Russian President Vladimir Putin has approved the passage of independent inspectors to the nuclear plant in Moscow-occupied Zaporizhzhia, the French president announced on Friday, amid growing worries of conflict near the site.
According to French President Emmanuel Macron, Putin had "reconsidered" his demand that the International Atomic Energy Agency travels through Russia to the Zaporizhia nuclear facility.
Rafael Grossi, the head of the U.N. nuclear watchdog, "welcomed recent statements indicating that both Ukraine and Russia supported the IAEA's aim to send a mission" to the facility.
In the meantime, U.N. Secretary-General Antonio Guterres asked Moscow's occupying forces in Zaporizhzhia not to disconnect the plant from the grid, threatening to cut power to millions of Ukrainians.
The escalation of violence surrounding the nuclear power plant under Russian control, with both sides accusing the other of attacks, has heightened the fear of a catastrophe worse than Chernobyl.
According to the Kremlin, Putin and Macron agreed that the IAEA should conduct inspections "as soon as possible" to "assess the real situation on the ground."
Putin also "stressed that the systematic shelling by the Ukrainian military of the territory of the Zaporizhzhia nuclear power plant creates the danger of a large-scale catastrophe," according to the Kremlin.
"Most Tragic" summer
The warning arrived a day after Turkish leader Recep Tayyip Erdogan and Guterres, meeting in the western Ukrainian city of Lviv, issued a warning about the conflict and Ukrainian President Volodymyr Zelenskyy requested the United Nations to secure the location.
"This summer may go down in the history of various European countries as one of the most tragic of all time," Zelenskyy said in his Friday evening address.
"No instruction at any nuclear power plant in the world provides a procedure in case a terrorist state turns a nuclear power plant into a target."
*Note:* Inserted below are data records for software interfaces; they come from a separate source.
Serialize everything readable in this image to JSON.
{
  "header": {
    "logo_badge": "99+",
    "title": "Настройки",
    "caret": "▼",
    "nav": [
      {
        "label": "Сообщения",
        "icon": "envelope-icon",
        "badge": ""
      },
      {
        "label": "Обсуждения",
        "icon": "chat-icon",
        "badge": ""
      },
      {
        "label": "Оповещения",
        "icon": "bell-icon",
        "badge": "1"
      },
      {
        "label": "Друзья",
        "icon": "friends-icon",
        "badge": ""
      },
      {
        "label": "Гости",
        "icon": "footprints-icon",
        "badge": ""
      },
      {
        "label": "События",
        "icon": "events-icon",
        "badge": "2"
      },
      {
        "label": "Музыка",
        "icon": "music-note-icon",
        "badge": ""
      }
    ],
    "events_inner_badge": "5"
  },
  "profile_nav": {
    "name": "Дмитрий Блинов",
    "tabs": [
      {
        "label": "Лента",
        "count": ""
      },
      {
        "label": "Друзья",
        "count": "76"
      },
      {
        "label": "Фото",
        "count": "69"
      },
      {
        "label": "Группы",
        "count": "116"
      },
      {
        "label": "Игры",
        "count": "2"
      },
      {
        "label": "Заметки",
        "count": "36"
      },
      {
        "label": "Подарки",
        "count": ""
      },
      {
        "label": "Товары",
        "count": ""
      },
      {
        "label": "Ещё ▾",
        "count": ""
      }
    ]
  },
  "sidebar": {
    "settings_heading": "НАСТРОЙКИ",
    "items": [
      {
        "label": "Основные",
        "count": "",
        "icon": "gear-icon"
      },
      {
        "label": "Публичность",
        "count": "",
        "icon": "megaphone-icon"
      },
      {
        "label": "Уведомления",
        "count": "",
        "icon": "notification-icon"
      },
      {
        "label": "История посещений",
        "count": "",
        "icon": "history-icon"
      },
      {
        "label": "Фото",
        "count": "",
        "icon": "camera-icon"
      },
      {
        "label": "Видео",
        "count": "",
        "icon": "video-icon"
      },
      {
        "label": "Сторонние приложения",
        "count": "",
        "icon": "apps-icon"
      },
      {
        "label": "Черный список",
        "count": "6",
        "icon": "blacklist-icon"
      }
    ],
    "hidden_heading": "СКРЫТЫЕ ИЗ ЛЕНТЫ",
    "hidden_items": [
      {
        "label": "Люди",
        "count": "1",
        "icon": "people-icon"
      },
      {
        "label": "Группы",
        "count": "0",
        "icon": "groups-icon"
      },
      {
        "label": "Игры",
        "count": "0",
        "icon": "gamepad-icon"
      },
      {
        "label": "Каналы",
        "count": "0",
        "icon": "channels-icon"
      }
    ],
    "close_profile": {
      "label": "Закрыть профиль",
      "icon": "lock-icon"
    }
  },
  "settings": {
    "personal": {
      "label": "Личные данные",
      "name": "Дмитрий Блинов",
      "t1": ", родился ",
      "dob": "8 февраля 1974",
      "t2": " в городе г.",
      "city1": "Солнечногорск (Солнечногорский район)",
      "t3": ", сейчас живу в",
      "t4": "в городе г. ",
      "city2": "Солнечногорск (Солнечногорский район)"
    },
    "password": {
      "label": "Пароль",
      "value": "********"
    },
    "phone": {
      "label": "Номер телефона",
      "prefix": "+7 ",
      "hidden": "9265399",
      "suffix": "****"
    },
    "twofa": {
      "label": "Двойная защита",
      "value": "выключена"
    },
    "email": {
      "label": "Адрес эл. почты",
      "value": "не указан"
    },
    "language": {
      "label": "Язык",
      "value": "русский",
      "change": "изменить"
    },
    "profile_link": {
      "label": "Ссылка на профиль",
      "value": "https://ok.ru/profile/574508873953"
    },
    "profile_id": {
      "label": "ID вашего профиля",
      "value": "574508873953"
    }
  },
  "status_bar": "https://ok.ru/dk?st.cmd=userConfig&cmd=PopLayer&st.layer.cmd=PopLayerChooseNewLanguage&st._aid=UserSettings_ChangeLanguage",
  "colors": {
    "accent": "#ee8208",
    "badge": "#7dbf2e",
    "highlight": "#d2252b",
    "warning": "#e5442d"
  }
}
On Friday, when visiting the southern port of Odesa, the U.N. secretary-general stated: "Obviously, Zaporizhia's electricity is Ukrainian electricity. This idea must be strictly adhered to."
"Naturally, its energy must be used by the Ukrainian people," he told AFP in separate remarks.
Moscow stated on Thursday that Kyiv was organizing a "provocation" at the site to accuse Russia of "being accused of creating a man-made disaster at the plant."
Kyiv asserted that Moscow planned the provocation and stated that Russia's occupying forces had ordered most of their personnel to remain at home on Friday.
The United States unveiled a new $775 million armament deal on Friday, which includes additional precision-guided missiles for HIMARS systems, allowing Ukraine to strike Russian targets further behind the front lines.